The State Houses – What’s At Stake in 2010

Thirty-nine states will be electing a governor during the 2009-2010 election cycle. Of these, eighteen races will not include an incumbent and four incumbents who will be running were not elected to their current position. The recession and huge budget deficits threaten to undercut the power of incumbency for governors running for reelection.

The Current Line-Up

800px-governors_by_party

Tennessee

tennessee-stampIncumbent: Phil Bredeson (D) Term-Limited

Primary Election: August 5, 2010
General Election: November 2, 2010

STATUS: OPEN SEAT
RATING: Likely Republican Pick-up

RECENT ELECTION RETURNS:
2002 Result: Bredesen wins 51%-48%.
2006 Result: Bredesen wins 69%-30%.

Tennesse Gubernatorial Race: Headlines

Democrats:
Ward Cammack Web Site Twitter YouTube
Roy Herron Web Site Twitter YouTube
Jim Kyle Web Site
Kim McMillan Web Site Twitter
Mike McWherter Web Site

Republicans:
Bill Gibbons Web Site Twitter YouTube
Bill Haslam Web Site Twitter YouTube
Joe Kirkpatrick Web Site
Ron Ramsey Web Site Twitter
Zach Wamp Web Site Twitter YouTube

StateHouseRock Rating: LIKELY REPUBLICAN TAKEOVER

4) Tennessee - One of the few states trending toward the Republicans at the national level during the 2006 and 2008 elections, Democrats will face a difficult task defending the chair currently held by term-limited Phil Bredesen. Reflecting the shift toward the GOP, Bredesen was one of the few Democratic governors who publicly contemplated rejecting some Obama stimulus funds. Looking toward 2010, both parties have crowded primary fields with no clear frontrunner on either side. Regardless which candidate wins their respective primaries; the Republicans have a stronger group of candidates and will likely enter the general election campaign with the advantage.

The Republican field includes Shelby County DA Bill Gibbons, Knoxville Mayor Bill Haslam, Lt. Governor Ron Ramsey, Congressman Zach Wamp, and conservative party activist Joe Kirkpatrick. The Democratic field includes Mike McWherter, the son of a former governor, Ward Cammack, a relatively unknown self-funder, state Senator Roy Herron and former state Representative Kim McMillan. As a group, the GOP candidates have outraised the Democrats by a 3-1 margin, reinforcing the conventional wisdom regarding the Republicans’ opportunity to pick up this governor’s chair.
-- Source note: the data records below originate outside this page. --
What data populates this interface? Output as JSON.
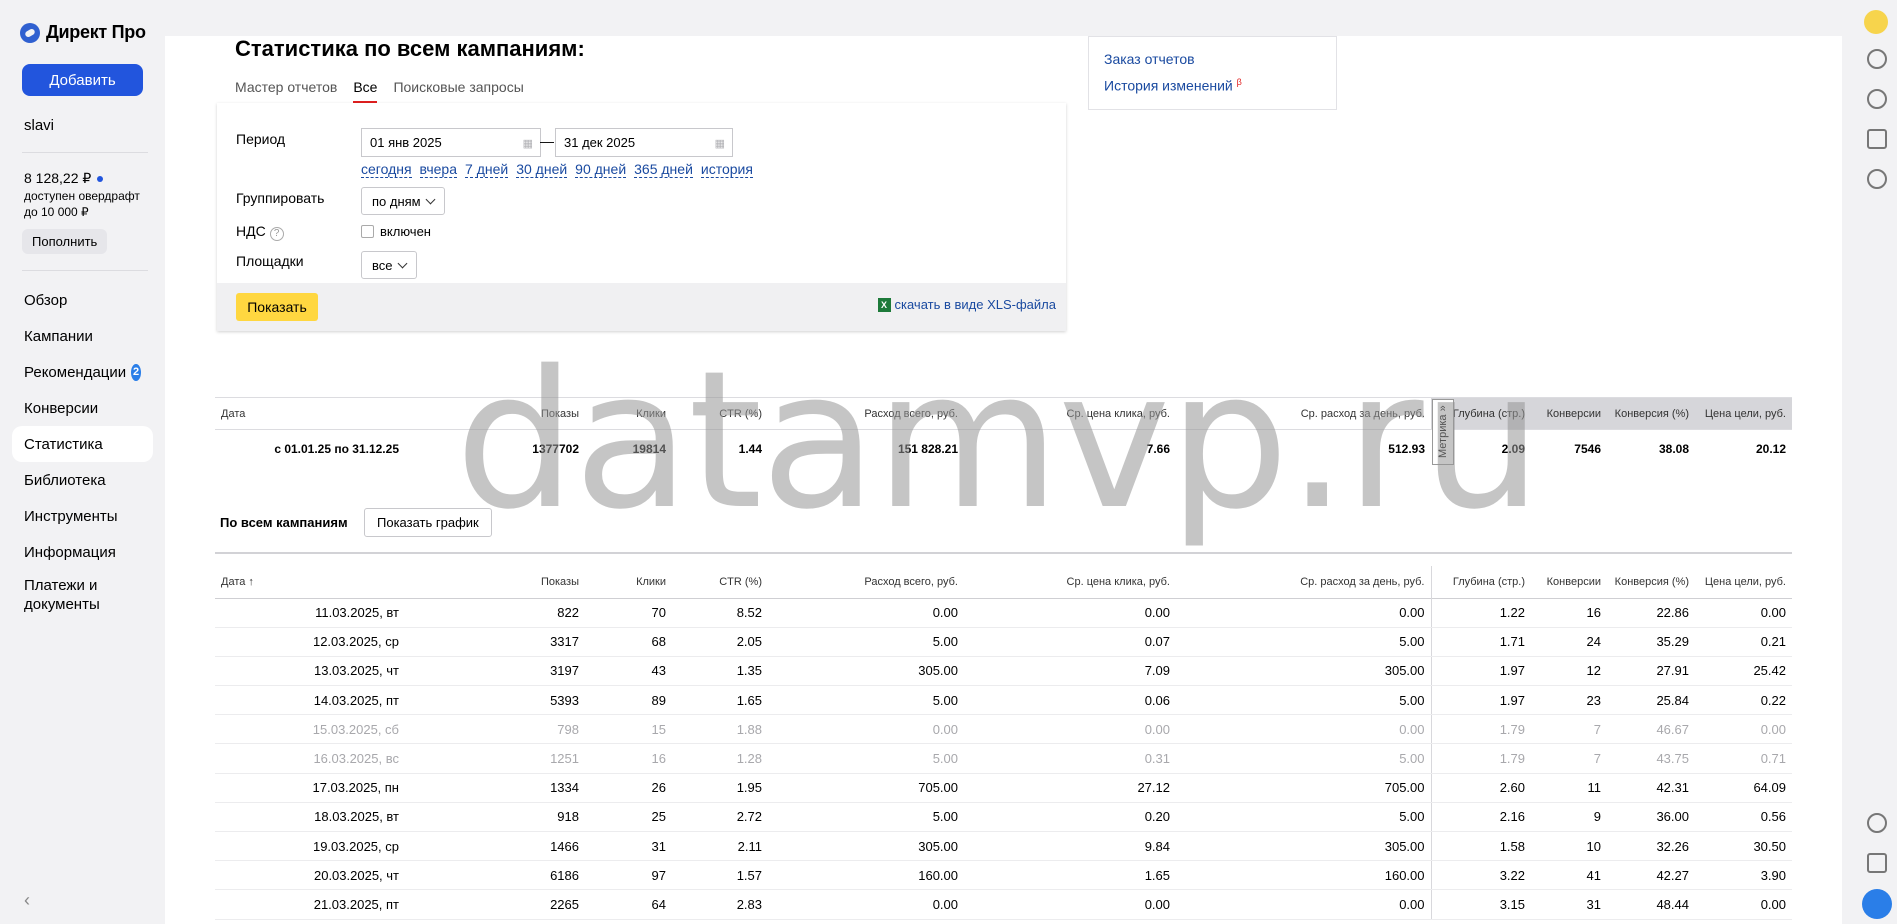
{
  "sidebar": {
    "logo_text": "Директ Про",
    "add_button": "Добавить",
    "user": "slavi",
    "balance": "8 128,22 ₽",
    "overdraft": "доступен овердрафт до 10 000 ₽",
    "topup": "Пополнить",
    "nav": [
      {
        "label": "Обзор"
      },
      {
        "label": "Кампании"
      },
      {
        "label": "Рекомендации",
        "badge": "2"
      },
      {
        "label": "Конверсии"
      },
      {
        "label": "Статистика",
        "active": true
      },
      {
        "label": "Библиотека"
      },
      {
        "label": "Инструменты"
      },
      {
        "label": "Информация"
      },
      {
        "label": "Платежи и документы"
      }
    ]
  },
  "header": {
    "title": "Статистика по всем кампаниям:",
    "tabs": [
      "Мастер отчетов",
      "Все",
      "Поисковые запросы"
    ],
    "active_tab": "Все"
  },
  "report_links": {
    "order": "Заказ отчетов",
    "history": "История изменений",
    "history_mark": "β"
  },
  "filters": {
    "period_label": "Период",
    "date_from": "01 янв 2025",
    "date_to": "31 дек 2025",
    "dash": "—",
    "quick": [
      "сегодня",
      "вчера",
      "7 дней",
      "30 дней",
      "90 дней",
      "365 дней",
      "история"
    ],
    "group_label": "Группировать",
    "group_value": "по дням",
    "vat_label": "НДС",
    "vat_help": "?",
    "vat_check": "включен",
    "places_label": "Площадки",
    "places_value": "все",
    "show_button": "Показать",
    "xls_link": "скачать в виде XLS-файла",
    "xls_icon": "X"
  },
  "columns": [
    "Дата",
    "Показы",
    "Клики",
    "CTR (%)",
    "Расход всего, руб.",
    "Ср. цена клика, руб.",
    "Ср. расход за день, руб.",
    "Глубина (стр.)",
    "Конверсии",
    "Конверсия (%)",
    "Цена цели, руб."
  ],
  "daily_date_header": "Дата ↑",
  "summary": {
    "metrika": "Метрика »",
    "row": [
      "с 01.01.25 по 31.12.25",
      "1377702",
      "19814",
      "1.44",
      "151 828.21",
      "7.66",
      "512.93",
      "2.09",
      "7546",
      "38.08",
      "20.12"
    ]
  },
  "subsection": {
    "title": "По всем кампаниям",
    "graph_button": "Показать график"
  },
  "daily_rows": [
    {
      "cells": [
        "11.03.2025, вт",
        "822",
        "70",
        "8.52",
        "0.00",
        "0.00",
        "0.00",
        "1.22",
        "16",
        "22.86",
        "0.00"
      ]
    },
    {
      "cells": [
        "12.03.2025, ср",
        "3317",
        "68",
        "2.05",
        "5.00",
        "0.07",
        "5.00",
        "1.71",
        "24",
        "35.29",
        "0.21"
      ]
    },
    {
      "cells": [
        "13.03.2025, чт",
        "3197",
        "43",
        "1.35",
        "305.00",
        "7.09",
        "305.00",
        "1.97",
        "12",
        "27.91",
        "25.42"
      ]
    },
    {
      "cells": [
        "14.03.2025, пт",
        "5393",
        "89",
        "1.65",
        "5.00",
        "0.06",
        "5.00",
        "1.97",
        "23",
        "25.84",
        "0.22"
      ]
    },
    {
      "cells": [
        "15.03.2025, сб",
        "798",
        "15",
        "1.88",
        "0.00",
        "0.00",
        "0.00",
        "1.79",
        "7",
        "46.67",
        "0.00"
      ],
      "weekend": true
    },
    {
      "cells": [
        "16.03.2025, вс",
        "1251",
        "16",
        "1.28",
        "5.00",
        "0.31",
        "5.00",
        "1.79",
        "7",
        "43.75",
        "0.71"
      ],
      "weekend": true
    },
    {
      "cells": [
        "17.03.2025, пн",
        "1334",
        "26",
        "1.95",
        "705.00",
        "27.12",
        "705.00",
        "2.60",
        "11",
        "42.31",
        "64.09"
      ]
    },
    {
      "cells": [
        "18.03.2025, вт",
        "918",
        "25",
        "2.72",
        "5.00",
        "0.20",
        "5.00",
        "2.16",
        "9",
        "36.00",
        "0.56"
      ]
    },
    {
      "cells": [
        "19.03.2025, ср",
        "1466",
        "31",
        "2.11",
        "305.00",
        "9.84",
        "305.00",
        "1.58",
        "10",
        "32.26",
        "30.50"
      ]
    },
    {
      "cells": [
        "20.03.2025, чт",
        "6186",
        "97",
        "1.57",
        "160.00",
        "1.65",
        "160.00",
        "3.22",
        "41",
        "42.27",
        "3.90"
      ]
    },
    {
      "cells": [
        "21.03.2025, пт",
        "2265",
        "64",
        "2.83",
        "0.00",
        "0.00",
        "0.00",
        "3.15",
        "31",
        "48.44",
        "0.00"
      ]
    }
  ],
  "watermark": "datamvp.ru",
  "colors": {
    "accent": "#2255dd",
    "show_button": "#ffd740",
    "link": "#1a4aa0"
  }
}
But sex scandals could weaken two of the GOP’s leading candidates. Ramsey, as speaker of the Tennessee House, has been dogged by questions of what he knew and when he knew it regarding Rep. Paul Stanley’s extramarital (with alleged blackmail) affair. As a long-time resident of the C Street fraternity house, Wamp is getting similar questions from the local media. How this plays out in an election still many months away remains to be seen. But salacious headlines can’t be viewed as an asset as these candidates seek the support of “family values” voters in the GOP base.

~SHR, Sept 9, 2009

Local Media/blogs:
Humphrey on the Hill (Knoxnews.com political blog)

State Resources:
Tennesse Dept of State – Elections

PollWatch:
Vanderbilt: Tennesseans happy with Gov. Bill Haslam, 68% approve of his job performance (12/12/12)
Middle TN State U: Haslam job approval stands at 51-16% (10/28/11)
Public Policy Polling: In 2012 Senate contest, Bredesen only Dem strong enough to challenge Corker (2/15/11)
Rasmussen: General election campaign opens with Haslam way ahead, Haslam 56, McWherter 31 (8/9/10)
Crawford, Johnson & Northcutt/WSMV-TV: GOP Primary – Haslam 32%, Wamp 21%, Ramsey 11%, Undecided 36% (7/8/10)
Rasmussen: McWherter trails all GOP hopefuls by double digits (6/15/10)
Rasmussen: GOP has early edge (3/22/10)